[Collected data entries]
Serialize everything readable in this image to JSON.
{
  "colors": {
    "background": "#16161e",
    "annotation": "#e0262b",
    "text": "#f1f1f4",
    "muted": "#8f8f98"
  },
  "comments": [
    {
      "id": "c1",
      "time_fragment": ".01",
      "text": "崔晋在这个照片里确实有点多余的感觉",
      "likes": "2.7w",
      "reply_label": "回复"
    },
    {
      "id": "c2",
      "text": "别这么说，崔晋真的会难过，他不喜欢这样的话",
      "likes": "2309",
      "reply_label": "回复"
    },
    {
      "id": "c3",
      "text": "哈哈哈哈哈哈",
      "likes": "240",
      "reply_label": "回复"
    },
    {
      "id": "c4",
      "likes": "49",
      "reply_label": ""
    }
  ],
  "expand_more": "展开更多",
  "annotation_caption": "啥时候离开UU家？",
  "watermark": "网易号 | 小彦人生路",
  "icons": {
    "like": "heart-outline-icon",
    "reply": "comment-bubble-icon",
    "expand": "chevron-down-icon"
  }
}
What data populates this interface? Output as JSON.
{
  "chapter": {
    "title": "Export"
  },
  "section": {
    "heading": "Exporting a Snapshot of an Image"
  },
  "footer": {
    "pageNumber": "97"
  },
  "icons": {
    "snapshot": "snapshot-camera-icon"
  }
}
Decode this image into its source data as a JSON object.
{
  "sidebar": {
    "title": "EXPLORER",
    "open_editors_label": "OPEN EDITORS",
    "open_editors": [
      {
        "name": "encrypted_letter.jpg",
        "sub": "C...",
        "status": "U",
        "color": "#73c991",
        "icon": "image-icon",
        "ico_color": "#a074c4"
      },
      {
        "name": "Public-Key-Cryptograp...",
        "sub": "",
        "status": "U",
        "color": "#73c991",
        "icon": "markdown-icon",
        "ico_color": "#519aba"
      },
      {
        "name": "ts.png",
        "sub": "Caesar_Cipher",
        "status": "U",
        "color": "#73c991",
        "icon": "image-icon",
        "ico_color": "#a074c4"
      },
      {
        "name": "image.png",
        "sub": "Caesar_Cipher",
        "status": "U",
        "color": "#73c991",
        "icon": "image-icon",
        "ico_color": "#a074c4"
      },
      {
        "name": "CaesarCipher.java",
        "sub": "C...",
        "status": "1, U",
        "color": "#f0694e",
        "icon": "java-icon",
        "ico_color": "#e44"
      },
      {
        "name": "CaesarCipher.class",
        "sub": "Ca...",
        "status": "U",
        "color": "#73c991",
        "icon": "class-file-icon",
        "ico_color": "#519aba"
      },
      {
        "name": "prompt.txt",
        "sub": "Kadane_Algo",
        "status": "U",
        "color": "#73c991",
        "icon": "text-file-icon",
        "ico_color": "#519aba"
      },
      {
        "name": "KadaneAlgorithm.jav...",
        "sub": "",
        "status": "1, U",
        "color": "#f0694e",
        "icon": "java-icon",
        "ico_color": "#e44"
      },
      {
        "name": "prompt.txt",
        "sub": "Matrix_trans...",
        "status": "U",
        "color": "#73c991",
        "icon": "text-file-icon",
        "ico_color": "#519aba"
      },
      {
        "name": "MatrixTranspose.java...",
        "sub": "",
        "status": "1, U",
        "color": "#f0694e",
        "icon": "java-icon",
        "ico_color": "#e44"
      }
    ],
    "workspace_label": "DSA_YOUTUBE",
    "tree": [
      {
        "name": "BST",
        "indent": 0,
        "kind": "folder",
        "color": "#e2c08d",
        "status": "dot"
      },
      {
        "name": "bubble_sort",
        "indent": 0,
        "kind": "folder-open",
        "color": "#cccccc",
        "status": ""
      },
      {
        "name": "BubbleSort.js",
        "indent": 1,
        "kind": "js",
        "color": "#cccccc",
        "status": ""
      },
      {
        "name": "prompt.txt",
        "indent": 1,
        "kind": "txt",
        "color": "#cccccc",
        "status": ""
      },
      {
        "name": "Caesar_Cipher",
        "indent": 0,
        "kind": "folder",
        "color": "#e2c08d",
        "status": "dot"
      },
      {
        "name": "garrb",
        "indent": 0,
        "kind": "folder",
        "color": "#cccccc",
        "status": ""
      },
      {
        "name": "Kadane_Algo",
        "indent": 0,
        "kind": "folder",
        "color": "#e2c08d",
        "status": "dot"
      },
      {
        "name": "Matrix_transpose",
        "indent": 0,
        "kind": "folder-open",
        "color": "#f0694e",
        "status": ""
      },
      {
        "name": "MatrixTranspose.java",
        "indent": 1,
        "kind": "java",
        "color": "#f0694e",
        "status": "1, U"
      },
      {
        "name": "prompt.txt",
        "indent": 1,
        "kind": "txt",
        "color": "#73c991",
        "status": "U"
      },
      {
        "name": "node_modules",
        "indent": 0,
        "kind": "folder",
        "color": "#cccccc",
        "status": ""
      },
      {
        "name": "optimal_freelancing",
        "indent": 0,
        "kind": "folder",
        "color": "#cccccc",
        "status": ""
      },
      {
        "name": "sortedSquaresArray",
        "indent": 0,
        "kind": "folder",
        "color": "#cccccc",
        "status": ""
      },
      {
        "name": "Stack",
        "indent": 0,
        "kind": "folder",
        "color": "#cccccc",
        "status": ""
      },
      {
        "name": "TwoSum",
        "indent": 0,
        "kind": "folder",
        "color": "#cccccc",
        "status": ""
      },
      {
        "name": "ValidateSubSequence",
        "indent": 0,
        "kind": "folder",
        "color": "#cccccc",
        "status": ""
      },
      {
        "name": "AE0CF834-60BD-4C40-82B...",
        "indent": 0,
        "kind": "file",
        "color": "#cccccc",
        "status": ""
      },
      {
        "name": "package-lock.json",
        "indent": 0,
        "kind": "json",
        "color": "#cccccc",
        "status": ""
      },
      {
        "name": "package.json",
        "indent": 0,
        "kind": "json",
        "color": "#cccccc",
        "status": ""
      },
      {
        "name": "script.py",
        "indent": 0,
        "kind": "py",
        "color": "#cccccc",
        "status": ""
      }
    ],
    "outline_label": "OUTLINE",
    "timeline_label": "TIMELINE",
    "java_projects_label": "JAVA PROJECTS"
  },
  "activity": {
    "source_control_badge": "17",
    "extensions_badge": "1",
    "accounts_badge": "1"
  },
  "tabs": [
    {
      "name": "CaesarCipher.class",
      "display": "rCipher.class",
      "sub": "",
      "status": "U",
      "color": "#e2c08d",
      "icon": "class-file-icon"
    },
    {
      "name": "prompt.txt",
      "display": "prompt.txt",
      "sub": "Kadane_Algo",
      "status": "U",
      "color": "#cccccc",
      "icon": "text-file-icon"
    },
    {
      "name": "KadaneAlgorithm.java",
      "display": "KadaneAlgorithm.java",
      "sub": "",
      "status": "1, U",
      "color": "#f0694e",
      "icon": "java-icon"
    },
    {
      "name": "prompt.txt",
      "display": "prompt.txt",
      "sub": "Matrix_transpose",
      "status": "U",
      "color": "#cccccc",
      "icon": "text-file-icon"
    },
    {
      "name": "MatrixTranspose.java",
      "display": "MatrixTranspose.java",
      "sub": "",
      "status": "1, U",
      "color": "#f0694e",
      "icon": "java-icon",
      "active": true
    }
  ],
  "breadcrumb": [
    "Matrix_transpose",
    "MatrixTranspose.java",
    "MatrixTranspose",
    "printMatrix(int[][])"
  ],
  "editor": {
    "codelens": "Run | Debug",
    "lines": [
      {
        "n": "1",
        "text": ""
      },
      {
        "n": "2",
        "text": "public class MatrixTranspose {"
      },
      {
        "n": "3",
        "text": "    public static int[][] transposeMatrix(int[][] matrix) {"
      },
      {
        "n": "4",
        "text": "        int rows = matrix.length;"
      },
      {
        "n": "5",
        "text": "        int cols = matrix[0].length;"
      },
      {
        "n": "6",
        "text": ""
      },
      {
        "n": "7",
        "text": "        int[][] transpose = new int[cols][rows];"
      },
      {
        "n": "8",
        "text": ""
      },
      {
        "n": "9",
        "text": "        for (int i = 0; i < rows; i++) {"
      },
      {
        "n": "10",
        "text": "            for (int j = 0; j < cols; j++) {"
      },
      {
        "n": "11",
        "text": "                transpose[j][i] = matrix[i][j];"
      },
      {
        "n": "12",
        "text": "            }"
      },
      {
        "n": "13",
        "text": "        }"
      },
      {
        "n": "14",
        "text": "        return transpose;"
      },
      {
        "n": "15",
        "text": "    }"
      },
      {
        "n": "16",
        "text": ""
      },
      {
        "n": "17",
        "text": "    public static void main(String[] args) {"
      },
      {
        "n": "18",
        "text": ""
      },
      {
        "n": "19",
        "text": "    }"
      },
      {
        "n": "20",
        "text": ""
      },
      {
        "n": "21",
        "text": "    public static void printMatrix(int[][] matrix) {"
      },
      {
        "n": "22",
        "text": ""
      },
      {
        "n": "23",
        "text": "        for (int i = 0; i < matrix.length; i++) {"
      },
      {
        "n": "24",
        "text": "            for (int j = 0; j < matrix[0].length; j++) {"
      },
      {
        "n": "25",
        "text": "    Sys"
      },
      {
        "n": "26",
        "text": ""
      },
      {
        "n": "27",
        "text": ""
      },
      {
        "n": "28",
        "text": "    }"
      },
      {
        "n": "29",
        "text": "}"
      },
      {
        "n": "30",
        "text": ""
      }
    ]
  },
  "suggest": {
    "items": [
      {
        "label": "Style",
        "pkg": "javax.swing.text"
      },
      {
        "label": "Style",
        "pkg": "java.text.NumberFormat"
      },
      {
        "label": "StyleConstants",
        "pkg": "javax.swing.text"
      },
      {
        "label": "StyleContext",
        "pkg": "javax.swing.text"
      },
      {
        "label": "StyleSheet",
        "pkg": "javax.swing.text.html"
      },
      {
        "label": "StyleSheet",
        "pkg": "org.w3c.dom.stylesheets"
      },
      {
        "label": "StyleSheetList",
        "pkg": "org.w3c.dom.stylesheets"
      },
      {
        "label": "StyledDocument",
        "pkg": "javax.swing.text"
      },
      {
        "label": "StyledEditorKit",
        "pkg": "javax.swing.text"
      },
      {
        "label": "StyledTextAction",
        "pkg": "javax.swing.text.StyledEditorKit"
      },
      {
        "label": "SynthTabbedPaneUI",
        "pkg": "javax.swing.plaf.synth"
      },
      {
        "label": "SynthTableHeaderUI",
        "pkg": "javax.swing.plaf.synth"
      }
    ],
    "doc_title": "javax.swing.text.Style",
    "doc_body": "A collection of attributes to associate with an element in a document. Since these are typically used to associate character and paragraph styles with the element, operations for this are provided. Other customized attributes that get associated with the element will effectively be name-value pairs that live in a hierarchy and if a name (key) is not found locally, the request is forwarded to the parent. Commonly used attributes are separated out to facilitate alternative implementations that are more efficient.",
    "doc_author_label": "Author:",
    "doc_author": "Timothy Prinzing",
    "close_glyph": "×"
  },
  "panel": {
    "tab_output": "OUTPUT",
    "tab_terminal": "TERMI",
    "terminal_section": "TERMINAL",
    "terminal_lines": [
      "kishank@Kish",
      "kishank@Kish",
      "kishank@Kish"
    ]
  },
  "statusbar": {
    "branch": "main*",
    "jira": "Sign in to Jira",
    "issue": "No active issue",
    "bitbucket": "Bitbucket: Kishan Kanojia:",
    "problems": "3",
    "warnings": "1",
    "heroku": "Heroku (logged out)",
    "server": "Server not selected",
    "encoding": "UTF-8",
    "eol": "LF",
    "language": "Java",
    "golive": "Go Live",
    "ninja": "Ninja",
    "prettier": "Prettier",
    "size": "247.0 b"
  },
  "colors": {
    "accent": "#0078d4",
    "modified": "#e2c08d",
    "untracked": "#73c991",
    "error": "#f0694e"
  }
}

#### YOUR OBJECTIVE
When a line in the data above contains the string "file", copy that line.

#### EXERCISE RESPONSE
        "icon": "class-file-icon",
        "icon": "text-file-icon",
        "icon": "text-file-icon",
        "kind": "file",
      "icon": "class-file-icon"
      "icon": "text-file-icon"
      "icon": "text-file-icon"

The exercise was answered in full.